[Collection entries]
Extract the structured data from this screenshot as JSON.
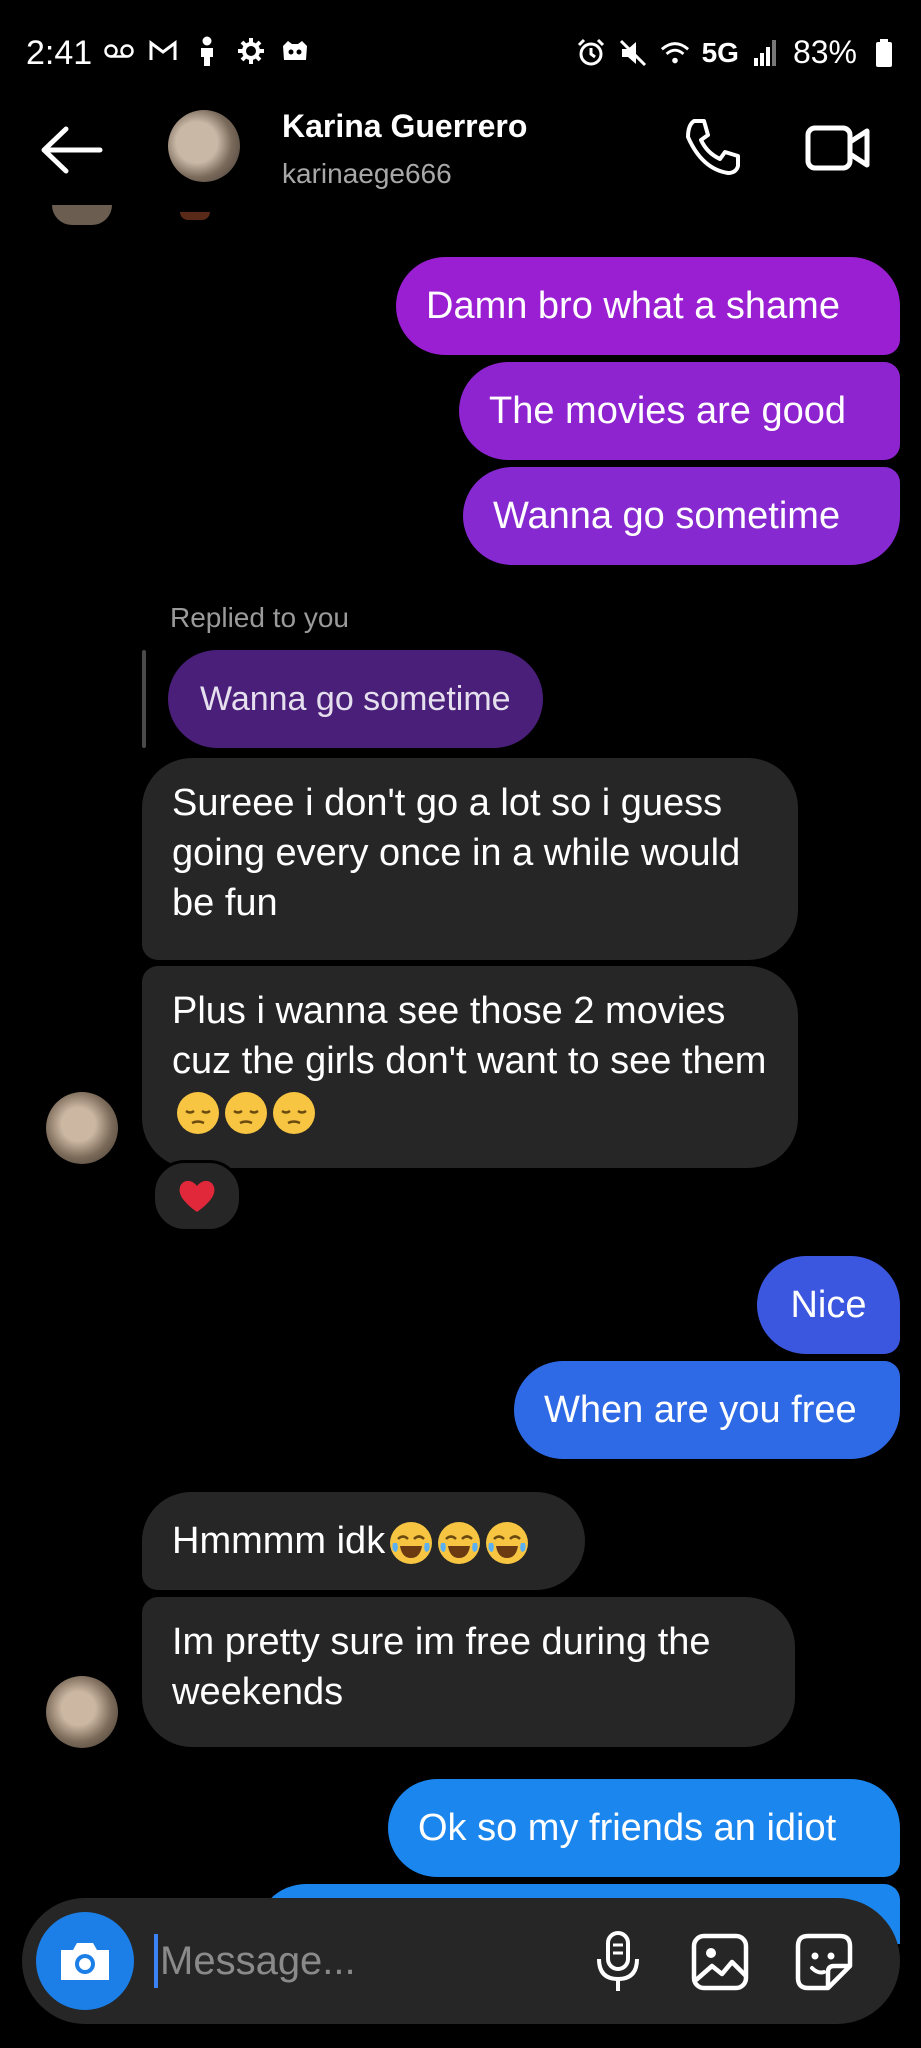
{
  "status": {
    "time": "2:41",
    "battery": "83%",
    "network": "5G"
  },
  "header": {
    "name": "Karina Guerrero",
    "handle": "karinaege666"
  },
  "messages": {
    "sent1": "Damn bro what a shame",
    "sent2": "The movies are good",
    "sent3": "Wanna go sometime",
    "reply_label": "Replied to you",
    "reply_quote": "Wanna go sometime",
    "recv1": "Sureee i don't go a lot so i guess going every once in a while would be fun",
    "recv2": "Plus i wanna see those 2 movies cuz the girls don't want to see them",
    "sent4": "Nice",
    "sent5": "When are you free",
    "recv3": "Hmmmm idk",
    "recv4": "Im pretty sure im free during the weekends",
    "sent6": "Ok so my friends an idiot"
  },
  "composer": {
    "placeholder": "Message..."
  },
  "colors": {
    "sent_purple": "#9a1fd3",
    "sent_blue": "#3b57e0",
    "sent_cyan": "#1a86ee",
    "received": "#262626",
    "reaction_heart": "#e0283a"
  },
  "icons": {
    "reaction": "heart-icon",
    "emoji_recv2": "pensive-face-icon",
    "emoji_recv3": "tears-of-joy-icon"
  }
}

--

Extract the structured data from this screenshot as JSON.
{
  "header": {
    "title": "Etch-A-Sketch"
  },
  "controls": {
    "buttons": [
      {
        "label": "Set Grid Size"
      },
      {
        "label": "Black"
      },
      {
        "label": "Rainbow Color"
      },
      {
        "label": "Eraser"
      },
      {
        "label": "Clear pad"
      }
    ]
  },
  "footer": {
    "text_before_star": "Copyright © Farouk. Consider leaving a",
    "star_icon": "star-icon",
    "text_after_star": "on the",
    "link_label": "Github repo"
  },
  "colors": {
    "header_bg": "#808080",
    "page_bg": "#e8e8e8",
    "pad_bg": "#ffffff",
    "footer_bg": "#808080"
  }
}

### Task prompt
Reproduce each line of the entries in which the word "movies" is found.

### Answer to this task
    "sent2": "The movies are good",
    "recv2": "Plus i wanna see those 2 movies cuz the girls don't want to see them",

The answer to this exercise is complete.